How to responsibly solve excessive privilege?

There are many things you can do to prevent excessive privilege, and it’s important to find the right balance for your team and your organization. Implementing the strictest policies sounds tempting as a way to err on the side of caution, but it may also add heavy workloads to the IT team – so assess your needs and your capabilities to choose the right plan. Let’s cover a few of the more manageable options here.

You can implement granular access controls that enforce least-privilege. In fact, Microsoft viewed excessive privileges in many of their customers and decided to publish a guide to help you with the task of implementing least-privilege administrative models.

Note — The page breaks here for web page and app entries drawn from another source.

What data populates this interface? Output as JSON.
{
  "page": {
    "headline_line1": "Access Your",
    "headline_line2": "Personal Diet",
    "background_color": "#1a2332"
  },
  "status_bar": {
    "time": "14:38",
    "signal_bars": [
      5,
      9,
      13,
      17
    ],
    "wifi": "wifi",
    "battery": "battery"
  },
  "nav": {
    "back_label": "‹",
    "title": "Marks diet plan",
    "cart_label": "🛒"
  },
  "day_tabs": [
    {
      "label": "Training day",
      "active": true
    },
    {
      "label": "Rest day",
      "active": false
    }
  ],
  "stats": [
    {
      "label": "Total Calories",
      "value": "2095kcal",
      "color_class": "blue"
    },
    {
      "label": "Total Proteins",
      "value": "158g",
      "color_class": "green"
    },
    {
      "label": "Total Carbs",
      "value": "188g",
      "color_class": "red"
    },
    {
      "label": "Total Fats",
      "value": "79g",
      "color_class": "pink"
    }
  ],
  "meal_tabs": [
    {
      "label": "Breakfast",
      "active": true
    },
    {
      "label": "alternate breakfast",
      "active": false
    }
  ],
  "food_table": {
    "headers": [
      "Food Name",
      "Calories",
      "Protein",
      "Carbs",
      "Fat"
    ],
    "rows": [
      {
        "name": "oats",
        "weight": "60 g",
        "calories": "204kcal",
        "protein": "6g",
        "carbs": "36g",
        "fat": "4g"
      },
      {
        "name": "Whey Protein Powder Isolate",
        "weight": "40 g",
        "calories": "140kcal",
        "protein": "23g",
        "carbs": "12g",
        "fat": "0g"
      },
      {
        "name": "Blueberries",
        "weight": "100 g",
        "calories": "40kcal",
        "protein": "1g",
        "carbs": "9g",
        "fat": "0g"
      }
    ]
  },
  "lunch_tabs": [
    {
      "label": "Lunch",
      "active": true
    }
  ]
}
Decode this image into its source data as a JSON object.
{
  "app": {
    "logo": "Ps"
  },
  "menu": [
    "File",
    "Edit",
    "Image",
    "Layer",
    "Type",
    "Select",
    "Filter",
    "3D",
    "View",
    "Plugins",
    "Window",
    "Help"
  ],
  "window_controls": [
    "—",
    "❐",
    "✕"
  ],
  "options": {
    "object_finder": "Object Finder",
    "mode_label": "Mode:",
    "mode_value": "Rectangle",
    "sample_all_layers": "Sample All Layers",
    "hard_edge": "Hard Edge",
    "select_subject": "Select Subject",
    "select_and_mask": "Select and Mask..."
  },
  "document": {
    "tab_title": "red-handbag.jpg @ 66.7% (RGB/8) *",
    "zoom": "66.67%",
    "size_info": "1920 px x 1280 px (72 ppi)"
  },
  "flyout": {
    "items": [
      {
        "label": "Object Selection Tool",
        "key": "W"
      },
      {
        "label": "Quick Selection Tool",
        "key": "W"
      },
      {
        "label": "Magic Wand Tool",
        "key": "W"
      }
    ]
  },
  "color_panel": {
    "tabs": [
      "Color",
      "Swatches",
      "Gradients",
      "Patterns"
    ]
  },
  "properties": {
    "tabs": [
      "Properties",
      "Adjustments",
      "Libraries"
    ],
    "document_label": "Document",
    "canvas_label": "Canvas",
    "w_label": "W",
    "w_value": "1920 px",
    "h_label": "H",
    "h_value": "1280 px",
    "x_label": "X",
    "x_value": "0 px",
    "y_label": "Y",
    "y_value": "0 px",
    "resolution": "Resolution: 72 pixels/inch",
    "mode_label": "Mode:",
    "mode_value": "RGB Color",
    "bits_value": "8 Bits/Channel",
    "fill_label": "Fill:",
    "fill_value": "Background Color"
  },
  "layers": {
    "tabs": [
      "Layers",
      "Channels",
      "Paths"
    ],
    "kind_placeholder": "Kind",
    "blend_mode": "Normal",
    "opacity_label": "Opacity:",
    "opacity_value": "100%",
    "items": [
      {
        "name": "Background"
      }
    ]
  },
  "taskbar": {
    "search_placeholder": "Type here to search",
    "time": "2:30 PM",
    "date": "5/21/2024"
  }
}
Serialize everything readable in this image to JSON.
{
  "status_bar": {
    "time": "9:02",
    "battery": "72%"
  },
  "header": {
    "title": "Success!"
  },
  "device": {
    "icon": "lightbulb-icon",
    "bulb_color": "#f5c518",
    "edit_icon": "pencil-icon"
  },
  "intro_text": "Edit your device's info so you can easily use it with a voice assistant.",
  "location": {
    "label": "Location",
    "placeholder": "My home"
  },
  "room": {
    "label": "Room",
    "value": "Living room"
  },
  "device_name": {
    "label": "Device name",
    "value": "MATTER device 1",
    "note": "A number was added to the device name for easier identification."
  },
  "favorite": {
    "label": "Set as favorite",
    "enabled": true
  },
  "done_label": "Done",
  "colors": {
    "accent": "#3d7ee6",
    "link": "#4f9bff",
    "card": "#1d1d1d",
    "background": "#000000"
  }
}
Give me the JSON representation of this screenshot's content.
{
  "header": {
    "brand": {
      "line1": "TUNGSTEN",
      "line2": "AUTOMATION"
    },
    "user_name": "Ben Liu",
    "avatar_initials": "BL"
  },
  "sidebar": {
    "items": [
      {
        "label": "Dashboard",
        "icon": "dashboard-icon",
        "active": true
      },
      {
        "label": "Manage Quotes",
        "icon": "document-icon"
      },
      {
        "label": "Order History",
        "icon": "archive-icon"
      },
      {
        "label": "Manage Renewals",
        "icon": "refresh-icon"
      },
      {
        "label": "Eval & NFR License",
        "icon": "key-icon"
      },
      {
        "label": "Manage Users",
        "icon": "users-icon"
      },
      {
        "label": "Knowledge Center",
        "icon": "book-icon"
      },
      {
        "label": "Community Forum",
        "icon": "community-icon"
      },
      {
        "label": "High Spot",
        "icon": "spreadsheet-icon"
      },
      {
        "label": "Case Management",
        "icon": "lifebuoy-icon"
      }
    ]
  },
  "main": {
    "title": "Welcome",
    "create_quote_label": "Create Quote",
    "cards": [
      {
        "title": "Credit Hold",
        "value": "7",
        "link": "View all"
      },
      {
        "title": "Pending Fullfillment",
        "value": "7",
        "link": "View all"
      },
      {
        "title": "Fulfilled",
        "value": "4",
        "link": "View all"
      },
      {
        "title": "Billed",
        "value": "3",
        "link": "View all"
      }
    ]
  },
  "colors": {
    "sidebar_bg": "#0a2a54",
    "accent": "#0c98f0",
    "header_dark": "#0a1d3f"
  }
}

To add to the above, when you do add privileges, make sure to set them up to be temporary for employees who make requests (limit to one week or one month). At worst, employees will reach out to ask for the same privileges again in the future. At best, you can spare your organization an unnecessary disaster.

Because the process of eliminating excessive privilege in the organization can appear daunting, try to divide and conquer it. Start by addressing the accounts that have privilege that bears the greater risk. It’s as simple as the Pareto Principle (or the 80/20 rule). You can sometimes eliminate 80% of the risk by addressing 20% of the causes.

The list of possible methods goes on and on, all the way to the most radical approach of having no privileged AD accounts in the organization at all. This is maintained by allowing administrators to access secure administrative hosts, where they will be allowed to perform all admin tasks. The reason I call it a radical approach is, as you must know, it will increase security, but make the task of maintaining a smooth operation a lot harder. In today’s organization, the workloads on AD professionals keep growing. In addition, resources for managing organizations’ AD needs don’t necessary grow as quickly as they should. So adding this layer of obstacles may seem a bit unproductive.

And when you seek a backup plan…

There are other factors that can cause an AD disaster, beyond the issue of over-privilege. You’re probably thinking about AD upgrades, targeted malicious intent attacks, or even natural disasters. So it’s always safer to have a solid Active Directory disaster recovery automation solution in your “toolbox”. These automation/orchestration technologies do not differentiate between disaster causes: It will not matter what caused the organization to have an AD failure, it only matters that recovery can be swift and easy. A good example for a solution you can leverage is Semperis Active Directory Forest Recovery, which minimizes recovery times and significantly simplifies the process of emerging from AD disasters.

You also want to ALWAYS have a good Active Directory backup to fall back on. In case you don’t yet have an AD DR technology you can fall back on, you can still improve your Active Directory backups. This will provide a much-needed safety net for any disaster scenario. You can watch this 20-minute AD backup best practices tutorial to see whether you current backup strategy answers all your needs (turn up your speakers :).

Everything I mentioned here about the benefits of reducing privilege for users also applies to servers, workstations, and applications – for similar reasons. The important thing to remember is that while the process of addressing the issue of over-privilege is long, there are best practices in place to help you get started, and technologies to help secure your AD – before, during, and after you completed the process.